When an instrument admits of two constructions, the one safe, the other dangerous, the one precise, the other indefinite, I prefer that which is safe and precise. I had rather ask an enlargement of power from the nation where it is found necessary, than to assume it by a construction which would make our powers boundless. Our peculiar security is in possession of a written constitution. Let us not make it a blank paper by construction. 
It was not to be, however. As Marshall and Hamilton saw, Government could not govern in a growing society under a narrowly construed Constitution. Consequently, as Tugwell (1976) noted,
[A]t the very beginning of the government's operations the Constitution began to unfold . . . it was in these earliest years that the compromising began and the Constitution began to soften and lose its sharp outlines. . . .And this continued over time:
Once strict construction was abandoned, the limits of implication depended on what powers could be seized and kept. 
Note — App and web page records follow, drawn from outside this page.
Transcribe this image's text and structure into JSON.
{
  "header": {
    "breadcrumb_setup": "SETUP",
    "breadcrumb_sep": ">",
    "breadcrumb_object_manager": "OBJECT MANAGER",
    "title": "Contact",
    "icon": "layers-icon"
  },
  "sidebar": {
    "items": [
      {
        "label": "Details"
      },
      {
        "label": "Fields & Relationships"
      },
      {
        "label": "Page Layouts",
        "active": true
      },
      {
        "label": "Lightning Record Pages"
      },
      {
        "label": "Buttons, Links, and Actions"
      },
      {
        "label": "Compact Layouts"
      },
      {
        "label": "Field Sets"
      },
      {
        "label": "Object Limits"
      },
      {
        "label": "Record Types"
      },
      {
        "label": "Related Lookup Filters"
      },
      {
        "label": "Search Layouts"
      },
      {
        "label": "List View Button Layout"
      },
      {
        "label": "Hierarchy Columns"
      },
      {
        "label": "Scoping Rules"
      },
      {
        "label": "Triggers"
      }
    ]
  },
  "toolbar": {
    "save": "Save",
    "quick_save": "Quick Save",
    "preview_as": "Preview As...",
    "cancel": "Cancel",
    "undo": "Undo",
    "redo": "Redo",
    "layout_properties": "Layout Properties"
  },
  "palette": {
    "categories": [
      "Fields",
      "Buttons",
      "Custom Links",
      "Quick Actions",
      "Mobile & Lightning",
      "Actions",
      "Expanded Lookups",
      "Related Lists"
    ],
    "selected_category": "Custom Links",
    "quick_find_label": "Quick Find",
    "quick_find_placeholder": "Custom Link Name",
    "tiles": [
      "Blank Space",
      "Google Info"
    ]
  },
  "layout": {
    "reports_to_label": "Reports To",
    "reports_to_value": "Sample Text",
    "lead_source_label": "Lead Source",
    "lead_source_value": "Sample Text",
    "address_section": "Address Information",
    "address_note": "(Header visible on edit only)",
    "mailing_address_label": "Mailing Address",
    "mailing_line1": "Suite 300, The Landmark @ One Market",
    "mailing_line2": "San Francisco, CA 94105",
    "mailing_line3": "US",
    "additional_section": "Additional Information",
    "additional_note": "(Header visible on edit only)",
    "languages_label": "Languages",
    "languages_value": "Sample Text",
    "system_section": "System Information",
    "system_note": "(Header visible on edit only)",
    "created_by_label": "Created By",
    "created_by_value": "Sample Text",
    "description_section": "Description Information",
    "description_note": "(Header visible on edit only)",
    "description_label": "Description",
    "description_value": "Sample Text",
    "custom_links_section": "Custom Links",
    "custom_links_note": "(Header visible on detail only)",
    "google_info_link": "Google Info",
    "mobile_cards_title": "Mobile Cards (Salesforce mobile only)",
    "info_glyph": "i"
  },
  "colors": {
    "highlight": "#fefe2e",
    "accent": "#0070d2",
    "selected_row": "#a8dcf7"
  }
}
The Constitution, as a product of [Supreme] Court interpretation, became more and more ambiguous. What had begun in the nation's very administration was relied on more as the years passed and extrapolations became more numerous. Because they were never certainly permanent, the nation found itself living with a basic law it revered but could neither understand nor depend on. 
Over time, the Supreme Court developed a body of "law" through the doctrine of stare decisis. Under the policy of stare decisis ("the decision stands"), law was established by the Judiciary through the observation of their prior decisions as precedents - Judicial determinations that had to be obeyed as if they were laws. This, of course, directly contradicted the provision in Article Six that the Constitution (and not the opinions of the Supreme Court) was the "supreme Law of the Land." But, as with the expansion of Congressional power, there were pragmatic reasons for accepting the doctrine of stare decisis (and thus expanding the power of the Judiciary). According to Chief Justice Stone, "the rule of stare decisis embodies a wise policy because it is often more important that a rule of law be settled than that it be settled right." A grim truth. Nature abhors a vacuum, and so does society. The Supreme Court filled the vacuum created by ambiguity and the exceedingly difficult process of constitutional amendment contained in Article Five by recognizing its prior decisions as precedents, even though those precedents may themselves not have been in line with the written text of the Constitution. This phenomenon, however, was not intended by the Framers of our Constitution:
What [the Framers] did not foresee is that because of this provision [Article Three, Section One: "The judicial power of the United States shall be vested in one supreme court . . ."], in conjunction with the extremely difficult arrangements they set up for amending the Constitution, the federal courts would sometimes pervert and abuse this power and would in effect write legislation of their own. What they foresaw still less was that because the members of the Supreme Court as well as of other federal courts owed their appointments to the President and the Senate, they would be creatures of the central government; and therefore their 'interpretations,' over the years, would steadily tend toward the aggrandizement of centralized federal power at the expense of states' rights. The Tenth Amendment, in fact, has long been treated by the Supreme Court as if it did not exist. 
END PART 15: TO BE CONTINUEDFOOTNOTES
 "Opinion on the Constitutionality of the Bill for Establishing a National Bank," Thomas Jefferson, February 15, 1791, 3 Founders' Constitution 246.
 Letter from James Madison to Andrew Stevenson, November 17, 1830, 3 Records 488, (emphasis supplied)